What is a baby sleeping bag and when is a good time to introduce one?
A baby sleeping bag is a blanket that babies, toddlers and pre-schoolers sleep in. They aid and support little ones with their sleep habits and patterns. The styles do vary from brand to brand and many of them have different fastenings; most have a central or side zip and others have poppers. The most common aspect of a sleeping bag is that they cover the length of the baby/toddler or child’s body but more often than not, their neck, face and arms are not covered.
I usually recommend using a sleeping bag from around 8 weeks of age. I suggest transitioning from the swaddle at this age so that little ones have access to their hands and have the opportunity to integrate their ‘Moro reflex’ at the earliest point. The Moro reflex is an infantile reflex that babies are born with, where babies may spread out their arms (abduction), pull their arms in (adduction) and often cry. Between 3 and 6 months most babies integrate this reflex and subsequently it reduces the disturbance to sleep.
4 Reasons to introduce a baby sleeping bag;
1. They help to regulate babies’ and toddlers’ body temperature; As it is a fitted sleep tool it allows babies to maintain their body temperature, ensuring they are always covered at all times and preventing little ones from waking up cold because they wriggled out of loose covers. You can also change the ‘tog’ of the sleeping bags to suit the room temperature/ time of year.
2. They are good for ensuring safe sleep practice; They prevent babies from sliding under bedding as they are fitted around the neck and underarms to ensure the baby’s head is never covered. Do check out the Lullaby Trust to learn more about how sleeping bags ensure your baby is sleeping safely.

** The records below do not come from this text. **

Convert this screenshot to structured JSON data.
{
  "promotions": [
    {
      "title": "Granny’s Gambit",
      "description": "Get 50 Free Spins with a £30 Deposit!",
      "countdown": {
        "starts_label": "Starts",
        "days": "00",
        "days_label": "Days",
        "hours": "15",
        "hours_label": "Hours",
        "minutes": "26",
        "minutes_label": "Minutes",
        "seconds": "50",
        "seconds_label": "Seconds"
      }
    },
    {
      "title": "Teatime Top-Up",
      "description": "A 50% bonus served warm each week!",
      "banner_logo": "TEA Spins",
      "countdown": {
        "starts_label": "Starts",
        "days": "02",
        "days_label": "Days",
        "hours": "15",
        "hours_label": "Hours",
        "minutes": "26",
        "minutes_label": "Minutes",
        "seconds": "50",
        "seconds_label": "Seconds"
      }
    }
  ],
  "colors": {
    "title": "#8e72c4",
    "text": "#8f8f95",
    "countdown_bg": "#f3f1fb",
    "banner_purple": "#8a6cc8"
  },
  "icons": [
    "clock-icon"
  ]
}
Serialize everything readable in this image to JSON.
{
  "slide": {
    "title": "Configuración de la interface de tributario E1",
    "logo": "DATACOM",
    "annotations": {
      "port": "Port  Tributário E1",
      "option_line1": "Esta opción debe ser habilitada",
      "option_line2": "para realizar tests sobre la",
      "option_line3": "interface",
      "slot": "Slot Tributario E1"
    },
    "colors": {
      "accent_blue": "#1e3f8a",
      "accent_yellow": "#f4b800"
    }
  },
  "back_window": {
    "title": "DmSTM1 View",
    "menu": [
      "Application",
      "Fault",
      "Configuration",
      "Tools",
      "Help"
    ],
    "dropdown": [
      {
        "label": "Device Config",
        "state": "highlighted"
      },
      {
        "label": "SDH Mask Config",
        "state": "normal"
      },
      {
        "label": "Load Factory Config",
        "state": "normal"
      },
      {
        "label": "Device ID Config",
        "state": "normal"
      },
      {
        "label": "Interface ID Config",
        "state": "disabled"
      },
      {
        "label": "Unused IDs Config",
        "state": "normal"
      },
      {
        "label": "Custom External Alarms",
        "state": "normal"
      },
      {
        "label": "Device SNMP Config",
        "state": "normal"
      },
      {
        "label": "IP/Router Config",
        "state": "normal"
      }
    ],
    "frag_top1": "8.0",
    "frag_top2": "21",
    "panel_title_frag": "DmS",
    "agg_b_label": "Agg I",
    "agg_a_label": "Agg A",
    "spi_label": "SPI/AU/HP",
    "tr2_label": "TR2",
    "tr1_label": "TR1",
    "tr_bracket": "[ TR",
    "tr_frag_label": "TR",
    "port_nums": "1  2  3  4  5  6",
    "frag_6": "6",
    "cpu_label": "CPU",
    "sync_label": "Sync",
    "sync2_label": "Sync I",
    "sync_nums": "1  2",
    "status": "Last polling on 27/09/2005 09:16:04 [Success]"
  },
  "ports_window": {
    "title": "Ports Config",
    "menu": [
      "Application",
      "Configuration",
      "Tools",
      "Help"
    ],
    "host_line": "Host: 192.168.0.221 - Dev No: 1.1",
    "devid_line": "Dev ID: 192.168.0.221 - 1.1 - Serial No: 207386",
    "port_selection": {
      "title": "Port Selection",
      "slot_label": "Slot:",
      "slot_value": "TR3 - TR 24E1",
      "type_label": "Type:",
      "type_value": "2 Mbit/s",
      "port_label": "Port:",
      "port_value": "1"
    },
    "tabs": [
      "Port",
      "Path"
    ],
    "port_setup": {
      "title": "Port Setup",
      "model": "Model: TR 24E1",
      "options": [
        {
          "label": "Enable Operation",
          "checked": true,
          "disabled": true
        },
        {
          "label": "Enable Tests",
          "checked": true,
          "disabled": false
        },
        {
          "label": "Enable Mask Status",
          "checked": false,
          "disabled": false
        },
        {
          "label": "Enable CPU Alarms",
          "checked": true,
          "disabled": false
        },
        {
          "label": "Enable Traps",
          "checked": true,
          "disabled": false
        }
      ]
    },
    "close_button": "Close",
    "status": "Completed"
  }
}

3. Baby sleeping bags help babies, toddlers and children to feel safe and secure; they offer proprioception feedback that allows your baby or toddler to have a sense of self in space. Lots of little ones sleep well when they feel cosy, and have contact and pressure, the sleeping bag may offer your little ones all of these without them needing to request anything from you.
4. Lastly, they act as a visual and physical sleep cue; Just seeing their sleeping bag can have a huge impact on their readiness and awareness of ‘sleep time’. It not only acts as a physical cue for sleep (feeling it’s time for sleep as they get zipped in) but when they see it it’s the start of their settling to sleep. I would recommend popping it on just before they settle to sleep to really make use of the ‘association for sleep’.
About the author: Anna Knight has worked with children for 18 years in a variety of different professional capacities. Sleeping Bunnies is a sleep consultancy and all Sleep Coaches offer friendly sleep support that is tailored to the needs of each family and each individual situation. Find out more and book your first consultation here.